The report further mentioned that this could cause a much greater risk among sufferers in areas like these than in the industrialized nations.
The WHO has estimated that over 50 million people throughout the world have epilepsy. It is roughly estimated that there might be almost 12 million people suffering from epilepsy in India, which makes it share roughly one-sixth of the burden on the world. Almost 14 out of 1,000 people are bound to be victims of epilepsy in India with greater risks in kids and young adults, and in underdeveloped areas.
Dr. Tarun Dua said that not just medicines, there is also lack of medical specialists in this particular field. In some of the countries, there is merely a single specialist neurosurgeon for the millions of inhabitants and hence there is an obvious need for proper deliverance of treatment via community health centers.
She said that the treatment gap for this disease was extremely high. She further added that almost seventy percent of the people that have epilepsy can be seizure-free if accessed to proper medicines that can be given to them with the help of only primary health systems.
Abnormal electric activity in brain sometimes leads to unusual behaviors and sensations or seizures in the sufferer’s body.

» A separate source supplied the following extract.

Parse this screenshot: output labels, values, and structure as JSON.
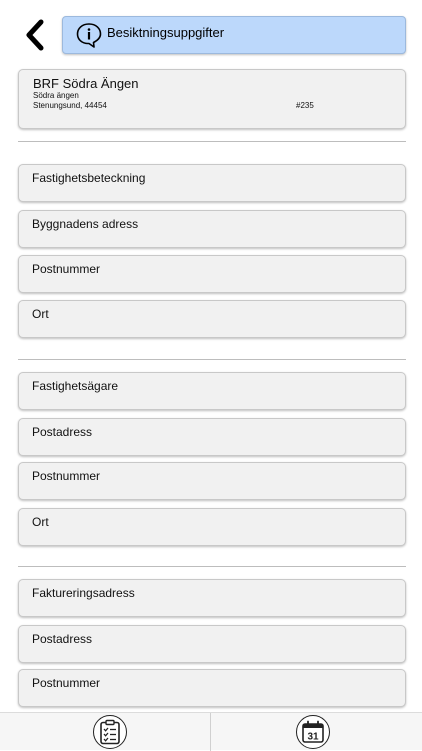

In low and middle-income countries, in addition to shortages of medicine, sufferers die prematurely because of lack of access to professional care following seizures, as well as other preventable causes, such as drowning, head injuries and burns.